Stable isotope analyses on the fauna from Payre, (Ardeche, France) – Magister thesis. Supervisors: Herve Bocherens and Nicholas Conard. Published in Ecker et al. 2013 Journal of Human Evolution.
Abstract: The Middle Palaeolithic site of Payre (France, Ardèche) yielded three layers with lithics, faunal and hominid remains from Neanderthals. Carbon and oxygen stable isotope analyses were conducted on 49 teeth of red deer (Cervus elaphus), horse (Equus sp.), aurochs/steppe bison (Bos primigenius/Bison priscus), rhinoceros (Stephanorhinus kirchbergensis), tahr (Hemitragus bonali), chamois (Rupicapra rupicapra), giant deer (Megaloceros giganteus), roe deer (Capreolus capreolus), alpine ibex (Capra ibex), cave bear (Ursus spelaeus), brown bear (Ursus arctos), wolf (Canis lupus), red fox (Vulpes vulpes) and Neanderthal (Homo neanderthalensis). The results of 25 former analyses were added to the results of the present study. The general distribution of the results, the differences between layers and habitat reconstruction are discussed.

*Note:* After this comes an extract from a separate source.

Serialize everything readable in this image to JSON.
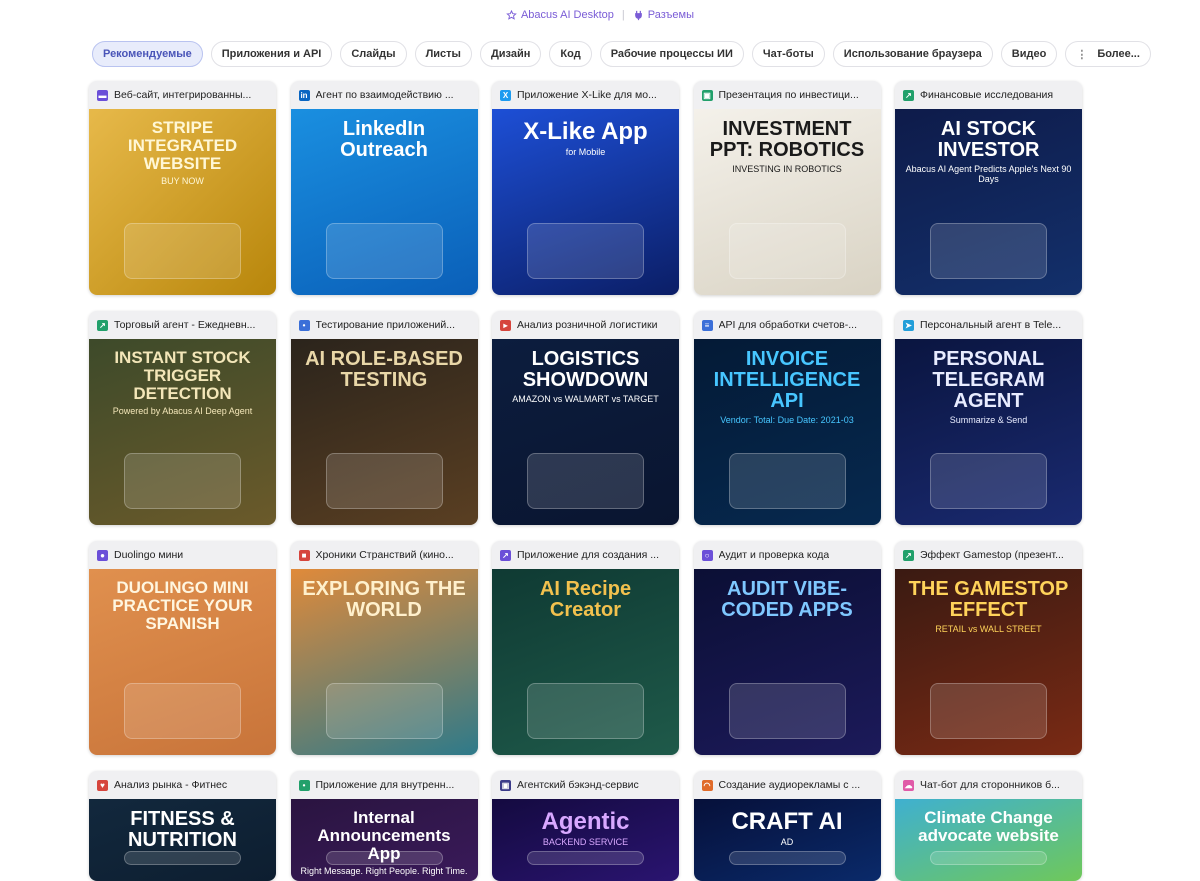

Payre is an advantageous site due to its geographical position. There are diverse biotopes to explore: the river valleys, the limestone plateau and the slopes. Different raw materials for stone tool making are available locally. The lithic technology and hunting strategies do not change through the entire sequence. Climatic change did not have an influence on the Neanderthal subsistence strategy. The main influence on stable isotopes in herbivores is the local topography. In the Rhone valley, with high humidity as well as tree groups with grass in clearings, Neanderthals hunted horses, aurochs, bison and rhinoceros. On the plateau, with more evaporation due to shrub vegetation and the limestone bedrock, Neanderthals hunted deer, aurochs and bison. Small herbivores from steep slopes were brought into the cave by Neanderthals and/or carnivores.
Next to ecological reconstruction, Neanderthal subsistence, diet and habitat use were also investigated. Although the diet of the sampled Neanderthal seemed to be mainly carnivorous, there was a difference in preferred prey compared to the two sampled wolves. There are some limitations like the possible influence from non-local sources or the amount of plant or fish in the diet which could not be determined.
The results of stable isotopes were compared to the results from dental wear analyses, done on the same teeth. Grazing and browsing does not seem to bind animals to a specific habitat in the C3 environment which is reflected in the isotope values. In the case of Payre, only dental wear can distinguish between grazers and browsers, while only stable isotopes can define habitat use. Both methods supplement each other.
The stable isotope results from Payre were compared to results from Atapuerca (Spain), Valdegoba Cave (Spain) and Kent’s Cavern (England). In general, all four studies show the same distribution of herbivore and carnivore species. The sampled carnivores have more negative δ13C mean values than the herbivores. The δ18O mean value, on the other hand, is always more positive in carnivores. The resource use is influenced by geographic location of the individual sites. Cervus elaphus, Equus sp. and Rhino species in all sites fall in the same range except in Payre. All four studies show the potential of stable isotope analyses on tooth enamel as a tool to investigate the ecology in a C3 environment.
This study is the first one to investigate Neanderthals and their C3 environment on carbon and oxygen isotopes on tooth enamel. It is also the first direct comparison of dental wear and stable isotope analyses on a wide range of herbivore species. It is a basis for further investigations, for example questions about seasonality, mobility or differences between individuals and hominid species.